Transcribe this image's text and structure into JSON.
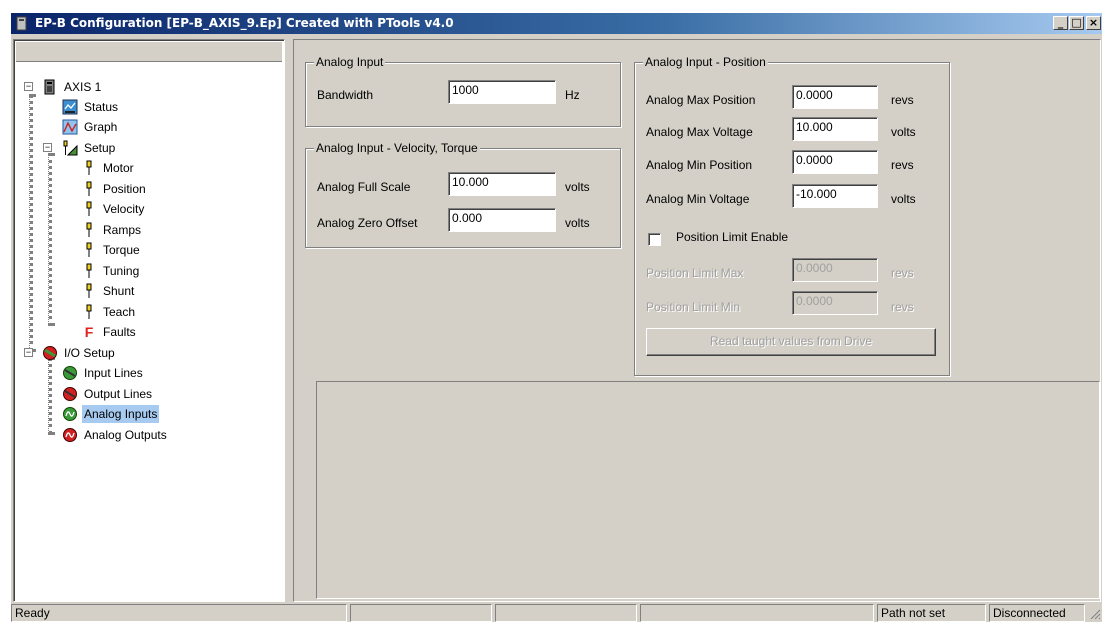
{
  "window": {
    "title": "EP-B Configuration  [EP-B_AXIS_9.Ep] Created with PTools v4.0",
    "minimize_glyph": "_",
    "maximize_glyph": "□",
    "close_glyph": "×"
  },
  "tree": {
    "items": [
      {
        "label": "AXIS 1",
        "icon": "drive-icon"
      },
      {
        "label": "Status",
        "icon": "status-icon"
      },
      {
        "label": "Graph",
        "icon": "graph-icon"
      },
      {
        "label": "Setup",
        "icon": "setup-icon"
      },
      {
        "label": "Motor",
        "icon": "pin-icon"
      },
      {
        "label": "Position",
        "icon": "pin-icon"
      },
      {
        "label": "Velocity",
        "icon": "pin-icon"
      },
      {
        "label": "Ramps",
        "icon": "pin-icon"
      },
      {
        "label": "Torque",
        "icon": "pin-icon"
      },
      {
        "label": "Tuning",
        "icon": "pin-icon"
      },
      {
        "label": "Shunt",
        "icon": "pin-icon"
      },
      {
        "label": "Teach",
        "icon": "pin-icon"
      },
      {
        "label": "Faults",
        "icon": "faults-icon"
      },
      {
        "label": "I/O Setup",
        "icon": "io-icon"
      },
      {
        "label": "Input Lines",
        "icon": "input-lines-icon"
      },
      {
        "label": "Output Lines",
        "icon": "output-lines-icon"
      },
      {
        "label": "Analog Inputs",
        "icon": "analog-inputs-icon",
        "selected": true
      },
      {
        "label": "Analog Outputs",
        "icon": "analog-outputs-icon"
      }
    ],
    "faults_glyph": "F",
    "expander_glyph": "−"
  },
  "analog_input": {
    "title": "Analog Input",
    "bandwidth_label": "Bandwidth",
    "bandwidth_value": "1000",
    "bandwidth_unit": "Hz"
  },
  "velocity_torque": {
    "title": "Analog Input - Velocity, Torque",
    "full_scale_label": "Analog Full Scale",
    "full_scale_value": "10.000",
    "full_scale_unit": "volts",
    "zero_offset_label": "Analog Zero Offset",
    "zero_offset_value": "0.000",
    "zero_offset_unit": "volts"
  },
  "position": {
    "title": "Analog Input - Position",
    "max_position_label": "Analog Max Position",
    "max_position_value": "0.0000",
    "max_position_unit": "revs",
    "max_voltage_label": "Analog Max Voltage",
    "max_voltage_value": "10.000",
    "max_voltage_unit": "volts",
    "min_position_label": "Analog Min Position",
    "min_position_value": "0.0000",
    "min_position_unit": "revs",
    "min_voltage_label": "Analog Min Voltage",
    "min_voltage_value": "-10.000",
    "min_voltage_unit": "volts",
    "limit_enable_label": "Position Limit Enable",
    "limit_enable_checked": false,
    "limit_max_label": "Position Limit Max",
    "limit_max_value": "0.0000",
    "limit_max_unit": "revs",
    "limit_min_label": "Position Limit Min",
    "limit_min_value": "0.0000",
    "limit_min_unit": "revs",
    "read_button_label": "Read taught values from Drive"
  },
  "statusbar": {
    "ready": "Ready",
    "path": "Path not set",
    "connection": "Disconnected"
  },
  "colors": {
    "face": "#d4d0c8",
    "title_start": "#0a246a",
    "title_end": "#a6caf0",
    "selection": "#a6caf0"
  }
}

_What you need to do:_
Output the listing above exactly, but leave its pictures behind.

_Solved exercise:_
Transcribe this image's text and structure into JSON.
{
  "window": {
    "title": "EP-B Configuration  [EP-B_AXIS_9.Ep] Created with PTools v4.0",
    "minimize_glyph": "_",
    "maximize_glyph": "□",
    "close_glyph": "×"
  },
  "tree": {
    "items": [
      {
        "label": "AXIS 1",
        "icon": "drive-icon"
      },
      {
        "label": "Status",
        "icon": "status-icon"
      },
      {
        "label": "Graph",
        "icon": "graph-icon"
      },
      {
        "label": "Setup",
        "icon": "setup-icon"
      },
      {
        "label": "Motor",
        "icon": "pin-icon"
      },
      {
        "label": "Position",
        "icon": "pin-icon"
      },
      {
        "label": "Velocity",
        "icon": "pin-icon"
      },
      {
        "label": "Ramps",
        "icon": "pin-icon"
      },
      {
        "label": "Torque",
        "icon": "pin-icon"
      },
      {
        "label": "Tuning",
        "icon": "pin-icon"
      },
      {
        "label": "Shunt",
        "icon": "pin-icon"
      },
      {
        "label": "Teach",
        "icon": "pin-icon"
      },
      {
        "label": "Faults",
        "icon": "faults-icon"
      },
      {
        "label": "I/O Setup",
        "icon": "io-icon"
      },
      {
        "label": "Input Lines",
        "icon": "input-lines-icon"
      },
      {
        "label": "Output Lines",
        "icon": "output-lines-icon"
      },
      {
        "label": "Analog Inputs",
        "icon": "analog-inputs-icon",
        "selected": true
      },
      {
        "label": "Analog Outputs",
        "icon": "analog-outputs-icon"
      }
    ],
    "faults_glyph": "F",
    "expander_glyph": "−"
  },
  "analog_input": {
    "title": "Analog Input",
    "bandwidth_label": "Bandwidth",
    "bandwidth_value": "1000",
    "bandwidth_unit": "Hz"
  },
  "velocity_torque": {
    "title": "Analog Input - Velocity, Torque",
    "full_scale_label": "Analog Full Scale",
    "full_scale_value": "10.000",
    "full_scale_unit": "volts",
    "zero_offset_label": "Analog Zero Offset",
    "zero_offset_value": "0.000",
    "zero_offset_unit": "volts"
  },
  "position": {
    "title": "Analog Input - Position",
    "max_position_label": "Analog Max Position",
    "max_position_value": "0.0000",
    "max_position_unit": "revs",
    "max_voltage_label": "Analog Max Voltage",
    "max_voltage_value": "10.000",
    "max_voltage_unit": "volts",
    "min_position_label": "Analog Min Position",
    "min_position_value": "0.0000",
    "min_position_unit": "revs",
    "min_voltage_label": "Analog Min Voltage",
    "min_voltage_value": "-10.000",
    "min_voltage_unit": "volts",
    "limit_enable_label": "Position Limit Enable",
    "limit_enable_checked": false,
    "limit_max_label": "Position Limit Max",
    "limit_max_value": "0.0000",
    "limit_max_unit": "revs",
    "limit_min_label": "Position Limit Min",
    "limit_min_value": "0.0000",
    "limit_min_unit": "revs",
    "read_button_label": "Read taught values from Drive"
  },
  "statusbar": {
    "ready": "Ready",
    "path": "Path not set",
    "connection": "Disconnected"
  },
  "colors": {
    "face": "#d4d0c8",
    "title_start": "#0a246a",
    "title_end": "#a6caf0",
    "selection": "#a6caf0"
  }
}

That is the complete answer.